What is my purpose in sharing this? I believe its important to mark our accomplishments so that on a day like today—a day where running feels as foreign as visiting Mars, where my schedule is in a vice, my body tired and sore, and the landscape between myself and my 'goal' has collapsed in an expanse equivocal to the Grand Canyon—I can recall having been there before. And, that eventually, there will be a light at the end of the tunnel.

Days like today, even seasons filled with weeks of days like today, are a necessary part of the journey. Big Dreams aren't achieved without the grueling, relentless, suffering work.

And each dream accomplished is not merely 'something we once did' but rather the rocks that build the foundation of our lives. I know that's a deep thought. But its true. The characteristics we gain from sport: commitment, dedication, goal-setting, hard work, perseverance, endurance—everything we do in our athletic lives (be it running or mountain biking or swimming . . . ) translates into every other aspect of our lives. How we conduct ourselves in our careers, how we parent, how we relate in our marriages.

Take some time today, remember your accomplishments and all the things you thought weren't possible, maybe it was running that first mile or going on your first mountain bike ride. Be encouraged and motivated by that experience and use it as a stepping stone to the next big thing in your life.

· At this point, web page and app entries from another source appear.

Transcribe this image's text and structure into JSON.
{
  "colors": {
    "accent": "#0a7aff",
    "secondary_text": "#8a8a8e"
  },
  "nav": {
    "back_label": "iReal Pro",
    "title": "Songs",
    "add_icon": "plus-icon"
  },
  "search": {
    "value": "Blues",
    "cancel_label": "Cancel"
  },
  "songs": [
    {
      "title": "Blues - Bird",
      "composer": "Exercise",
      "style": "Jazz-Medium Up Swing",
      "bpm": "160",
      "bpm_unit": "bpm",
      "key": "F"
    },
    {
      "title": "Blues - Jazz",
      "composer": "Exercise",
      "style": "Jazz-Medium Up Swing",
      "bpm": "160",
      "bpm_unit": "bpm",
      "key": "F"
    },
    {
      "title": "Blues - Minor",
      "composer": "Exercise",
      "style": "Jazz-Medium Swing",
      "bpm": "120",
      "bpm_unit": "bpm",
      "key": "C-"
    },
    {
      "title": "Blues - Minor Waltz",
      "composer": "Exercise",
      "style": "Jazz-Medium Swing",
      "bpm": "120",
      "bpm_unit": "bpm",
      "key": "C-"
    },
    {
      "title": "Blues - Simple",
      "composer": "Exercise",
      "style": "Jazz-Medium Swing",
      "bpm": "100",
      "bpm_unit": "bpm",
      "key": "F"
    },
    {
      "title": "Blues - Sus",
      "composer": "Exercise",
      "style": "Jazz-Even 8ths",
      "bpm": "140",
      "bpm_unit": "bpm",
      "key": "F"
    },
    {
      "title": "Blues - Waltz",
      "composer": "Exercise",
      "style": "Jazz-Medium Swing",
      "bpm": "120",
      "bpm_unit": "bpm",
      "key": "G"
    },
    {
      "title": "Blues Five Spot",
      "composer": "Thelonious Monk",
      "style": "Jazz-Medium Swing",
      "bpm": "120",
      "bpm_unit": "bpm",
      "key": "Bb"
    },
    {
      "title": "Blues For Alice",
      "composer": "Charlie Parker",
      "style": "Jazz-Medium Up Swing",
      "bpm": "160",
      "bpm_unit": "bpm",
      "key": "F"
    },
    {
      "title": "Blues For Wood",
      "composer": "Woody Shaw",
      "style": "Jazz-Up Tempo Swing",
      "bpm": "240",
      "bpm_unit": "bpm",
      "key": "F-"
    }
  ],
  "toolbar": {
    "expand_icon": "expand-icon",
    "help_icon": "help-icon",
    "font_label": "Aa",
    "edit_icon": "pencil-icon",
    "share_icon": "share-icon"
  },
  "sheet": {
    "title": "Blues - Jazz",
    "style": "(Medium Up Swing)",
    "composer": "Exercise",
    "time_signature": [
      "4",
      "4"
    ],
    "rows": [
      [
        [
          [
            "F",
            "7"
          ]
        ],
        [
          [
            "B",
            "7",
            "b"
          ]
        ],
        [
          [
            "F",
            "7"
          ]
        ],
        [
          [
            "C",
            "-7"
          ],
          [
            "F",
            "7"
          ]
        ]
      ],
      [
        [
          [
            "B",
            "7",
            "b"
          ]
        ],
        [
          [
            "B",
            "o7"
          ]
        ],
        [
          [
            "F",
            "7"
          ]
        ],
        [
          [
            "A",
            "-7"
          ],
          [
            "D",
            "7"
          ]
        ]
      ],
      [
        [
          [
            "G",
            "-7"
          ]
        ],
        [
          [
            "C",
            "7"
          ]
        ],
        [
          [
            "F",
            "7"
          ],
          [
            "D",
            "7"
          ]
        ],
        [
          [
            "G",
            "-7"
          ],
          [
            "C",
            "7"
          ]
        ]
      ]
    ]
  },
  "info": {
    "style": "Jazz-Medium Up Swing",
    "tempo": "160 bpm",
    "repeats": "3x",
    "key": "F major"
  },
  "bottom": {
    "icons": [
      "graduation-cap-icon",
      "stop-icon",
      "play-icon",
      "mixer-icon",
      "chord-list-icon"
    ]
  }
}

*I know I am being redundant, but some people are unaware that a "5k race" is not a type of race but rather represents the distance, which is 3.1 miles.